Something I didn’t know about the Pebble until after I received it is something I find myself using quite often: motion backlight. What does this mean? Well, if you are somewhere you can’t see the e-paper display of your Pebble, a simple flick of your wrist will activate the backlight for about 3-4 seconds, which is plenty of time to simply glance at the time or read the notification you just felt vibrate your wrist (vibration can be turned off if you wish). So if you had any worry about not being able to see it at night, worry no more.
But all this greatness doesn’t come without its flaws and setbacks, unfortunately. Pebble is made of plastic, and its light weight may make some think that it feels cheap, and therefore not worth the $150 price tag (yes, Pebble is $150). I’ll admit, it is a very lightweight device, but that isn’t always a good thing. On one hand, it makes it feel like you aren’t wearing it at times, which can be a good thing, but when coupled with a metal watchband, it feels much too light in relation to the watchband itself, giving it a very unbalanced effect. One central reason for timepieces is the design. While – as stated above – I love the understated, minimal design, it isn’t exactly what one would consider a “classic” or “stylish” design; this is something that could deter buyers immediately upon seeing it. If you are into minimal, into simple, you will fall in love with the look. But if you are someone that has more an appreciation of the class wristwatch design, you may be disappointed.
Also, as I have said many times, the potential of the device isn’t quite fully realized at this point because of the immaturity of the wearbles market. Sure, there are a good selection of applications (and very few – if any – are “crapware,” if you will), but nothing near what there could, and hopefully will be. Buying a device like this – especially in its first generation – is putting a lot of faith in the potential is device offers. At this point, there’s still a very real chance that adoption won’t be what Pebble, and myself at that, expect it to be.

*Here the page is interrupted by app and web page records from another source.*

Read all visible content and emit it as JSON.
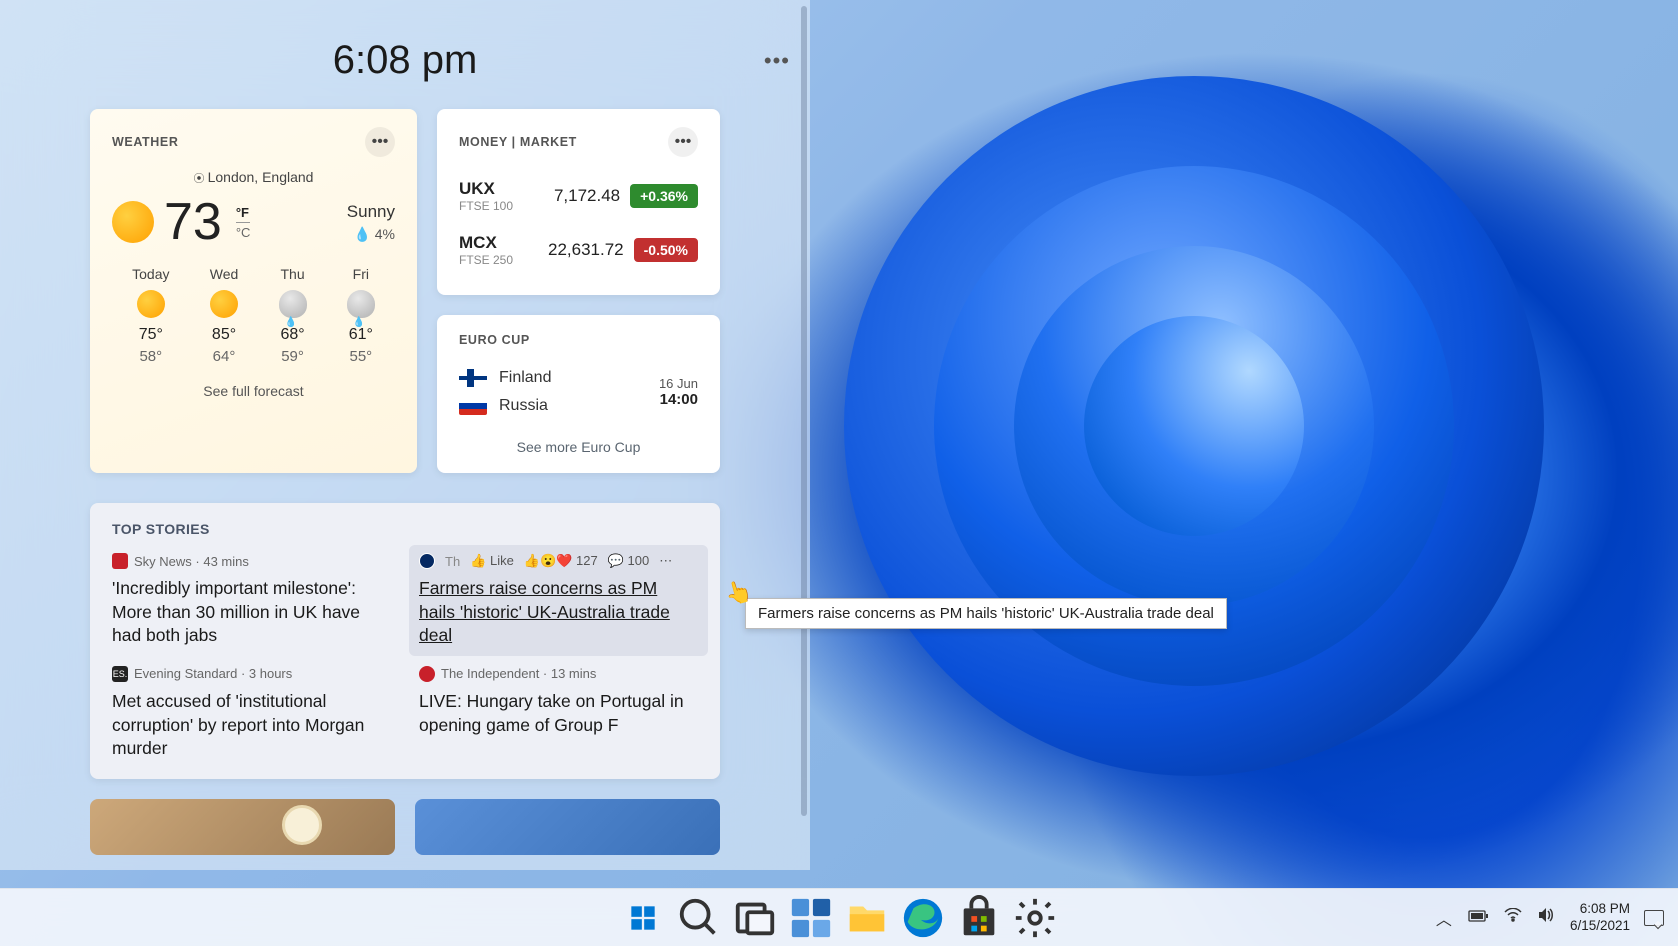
{
  "panel": {
    "time": "6:08 pm",
    "weather": {
      "title": "WEATHER",
      "location": "London, England",
      "temp": "73",
      "unit_f": "°F",
      "unit_c": "°C",
      "condition": "Sunny",
      "precip": "💧 4%",
      "forecast": [
        {
          "day": "Today",
          "hi": "75°",
          "lo": "58°",
          "icon": "sun"
        },
        {
          "day": "Wed",
          "hi": "85°",
          "lo": "64°",
          "icon": "sun"
        },
        {
          "day": "Thu",
          "hi": "68°",
          "lo": "59°",
          "icon": "rain"
        },
        {
          "day": "Fri",
          "hi": "61°",
          "lo": "55°",
          "icon": "rain"
        }
      ],
      "link": "See full forecast"
    },
    "money": {
      "title": "MONEY | MARKET",
      "stocks": [
        {
          "sym": "UKX",
          "sub": "FTSE 100",
          "val": "7,172.48",
          "chg": "+0.36%",
          "dir": "up"
        },
        {
          "sym": "MCX",
          "sub": "FTSE 250",
          "val": "22,631.72",
          "chg": "-0.50%",
          "dir": "dn"
        }
      ]
    },
    "sports": {
      "title": "EURO CUP",
      "team1": "Finland",
      "team2": "Russia",
      "date": "16 Jun",
      "time": "14:00",
      "link": "See more Euro Cup"
    },
    "news": {
      "title": "TOP STORIES",
      "stories": [
        {
          "source": "Sky News",
          "age": "43 mins",
          "headline": "'Incredibly important milestone': More than 30 million in UK have had both jabs"
        },
        {
          "source": "The Guardian",
          "age": "",
          "headline": "Farmers raise concerns as PM hails 'historic' UK-Australia trade deal",
          "like_label": "Like",
          "reactions": "127",
          "comments": "100"
        },
        {
          "source": "Evening Standard",
          "age": "3 hours",
          "headline": "Met accused of 'institutional corruption' by report into Morgan murder"
        },
        {
          "source": "The Independent",
          "age": "13 mins",
          "headline": "LIVE: Hungary take on Portugal in opening game of Group F"
        }
      ]
    }
  },
  "tooltip": "Farmers raise concerns as PM hails 'historic' UK-Australia trade deal",
  "taskbar": {
    "time": "6:08 PM",
    "date": "6/15/2021"
  }
}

As with any new product that runs any type of operating system, Pebble will have its flaws. Pebble OS 1.3, the currently available non-beta software (2.0 is in an open beta if you wish to use it), is very simple, and developers can’t really take much advantage of all Pebble has to offer. There are bugs every now and then, but for the most part it is a pleasant experience. Just as with the app market for this device, the 1st party software that Pebble has developed is still young, and will grow in the future. If you are worried it may be too immature at this point, you will probably want to hold off until either Pebble 2.0 is out, or we see some second generation hardware. Until then, you will be able to tell you are using a very young product, from a very young company.
Overall, despite the downfalls, this is still one of the best purchases I’ve made. I can not completely explain how great of a product this is; the only way to truly appreciate it is to try it out for yourself. If you are on the edge about picking one up, I highly recommend you do so. It is a remarkable product, it has a blossoming development environment, and will only keep on getting better through software updates and increased developer support. Sure, there are setbacks and places where improvement is needed, but the improvements will come with time. It is a matter of patience. As an overall product, the awesomeness of this device can not be understated.